Entries from a dataset of interfaces:
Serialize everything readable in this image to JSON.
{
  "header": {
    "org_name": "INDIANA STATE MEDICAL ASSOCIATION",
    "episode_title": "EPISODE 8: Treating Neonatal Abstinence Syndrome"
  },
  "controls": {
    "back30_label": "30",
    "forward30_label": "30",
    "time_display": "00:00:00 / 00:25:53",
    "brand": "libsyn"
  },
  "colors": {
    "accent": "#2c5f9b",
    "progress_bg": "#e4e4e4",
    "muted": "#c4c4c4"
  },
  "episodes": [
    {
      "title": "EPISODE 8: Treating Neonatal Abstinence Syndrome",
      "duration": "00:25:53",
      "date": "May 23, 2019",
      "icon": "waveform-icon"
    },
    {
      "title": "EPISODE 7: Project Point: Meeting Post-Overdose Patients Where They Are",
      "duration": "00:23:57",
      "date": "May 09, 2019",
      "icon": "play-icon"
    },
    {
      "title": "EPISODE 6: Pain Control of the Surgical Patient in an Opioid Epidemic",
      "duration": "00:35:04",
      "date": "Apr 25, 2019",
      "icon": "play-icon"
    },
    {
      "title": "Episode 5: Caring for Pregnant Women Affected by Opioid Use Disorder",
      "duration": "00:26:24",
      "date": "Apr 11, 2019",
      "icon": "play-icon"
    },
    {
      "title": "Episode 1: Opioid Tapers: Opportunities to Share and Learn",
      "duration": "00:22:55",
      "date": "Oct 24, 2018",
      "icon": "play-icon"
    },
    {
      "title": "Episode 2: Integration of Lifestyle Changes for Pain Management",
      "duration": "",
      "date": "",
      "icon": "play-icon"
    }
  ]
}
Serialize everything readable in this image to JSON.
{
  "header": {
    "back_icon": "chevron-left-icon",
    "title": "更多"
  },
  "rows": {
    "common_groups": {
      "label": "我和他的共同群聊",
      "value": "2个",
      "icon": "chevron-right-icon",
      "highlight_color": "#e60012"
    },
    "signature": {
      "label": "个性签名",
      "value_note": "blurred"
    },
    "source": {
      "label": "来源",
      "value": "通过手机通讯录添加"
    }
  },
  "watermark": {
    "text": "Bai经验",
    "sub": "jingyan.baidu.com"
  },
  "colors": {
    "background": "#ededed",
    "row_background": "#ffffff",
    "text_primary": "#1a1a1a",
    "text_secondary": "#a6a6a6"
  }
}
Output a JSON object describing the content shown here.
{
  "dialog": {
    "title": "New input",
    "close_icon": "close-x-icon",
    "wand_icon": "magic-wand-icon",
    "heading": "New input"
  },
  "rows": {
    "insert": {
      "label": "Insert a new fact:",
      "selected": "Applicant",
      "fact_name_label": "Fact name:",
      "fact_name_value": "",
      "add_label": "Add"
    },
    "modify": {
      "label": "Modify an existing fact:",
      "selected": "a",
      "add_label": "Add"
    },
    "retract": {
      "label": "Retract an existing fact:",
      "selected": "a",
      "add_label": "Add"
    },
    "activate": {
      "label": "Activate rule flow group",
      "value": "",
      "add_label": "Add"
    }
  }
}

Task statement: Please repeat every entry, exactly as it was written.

Answer to this problem:
Serialize everything readable in this image to JSON.
{
  "header": {
    "org_name": "INDIANA STATE MEDICAL ASSOCIATION",
    "episode_title": "EPISODE 8: Treating Neonatal Abstinence Syndrome"
  },
  "controls": {
    "back30_label": "30",
    "forward30_label": "30",
    "time_display": "00:00:00 / 00:25:53",
    "brand": "libsyn"
  },
  "colors": {
    "accent": "#2c5f9b",
    "progress_bg": "#e4e4e4",
    "muted": "#c4c4c4"
  },
  "episodes": [
    {
      "title": "EPISODE 8: Treating Neonatal Abstinence Syndrome",
      "duration": "00:25:53",
      "date": "May 23, 2019",
      "icon": "waveform-icon"
    },
    {
      "title": "EPISODE 7: Project Point: Meeting Post-Overdose Patients Where They Are",
      "duration": "00:23:57",
      "date": "May 09, 2019",
      "icon": "play-icon"
    },
    {
      "title": "EPISODE 6: Pain Control of the Surgical Patient in an Opioid Epidemic",
      "duration": "00:35:04",
      "date": "Apr 25, 2019",
      "icon": "play-icon"
    },
    {
      "title": "Episode 5: Caring for Pregnant Women Affected by Opioid Use Disorder",
      "duration": "00:26:24",
      "date": "Apr 11, 2019",
      "icon": "play-icon"
    },
    {
      "title": "Episode 1: Opioid Tapers: Opportunities to Share and Learn",
      "duration": "00:22:55",
      "date": "Oct 24, 2018",
      "icon": "play-icon"
    },
    {
      "title": "Episode 2: Integration of Lifestyle Changes for Pain Management",
      "duration": "",
      "date": "",
      "icon": "play-icon"
    }
  ]
}
Serialize everything readable in this image to JSON.
{
  "header": {
    "back_icon": "chevron-left-icon",
    "title": "更多"
  },
  "rows": {
    "common_groups": {
      "label": "我和他的共同群聊",
      "value": "2个",
      "icon": "chevron-right-icon",
      "highlight_color": "#e60012"
    },
    "signature": {
      "label": "个性签名",
      "value_note": "blurred"
    },
    "source": {
      "label": "来源",
      "value": "通过手机通讯录添加"
    }
  },
  "watermark": {
    "text": "Bai经验",
    "sub": "jingyan.baidu.com"
  },
  "colors": {
    "background": "#ededed",
    "row_background": "#ffffff",
    "text_primary": "#1a1a1a",
    "text_secondary": "#a6a6a6"
  }
}
Output a JSON object describing the content shown here.
{
  "dialog": {
    "title": "New input",
    "close_icon": "close-x-icon",
    "wand_icon": "magic-wand-icon",
    "heading": "New input"
  },
  "rows": {
    "insert": {
      "label": "Insert a new fact:",
      "selected": "Applicant",
      "fact_name_label": "Fact name:",
      "fact_name_value": "",
      "add_label": "Add"
    },
    "modify": {
      "label": "Modify an existing fact:",
      "selected": "a",
      "add_label": "Add"
    },
    "retract": {
      "label": "Retract an existing fact:",
      "selected": "a",
      "add_label": "Add"
    },
    "activate": {
      "label": "Activate rule flow group",
      "value": "",
      "add_label": "Add"
    }
  }
}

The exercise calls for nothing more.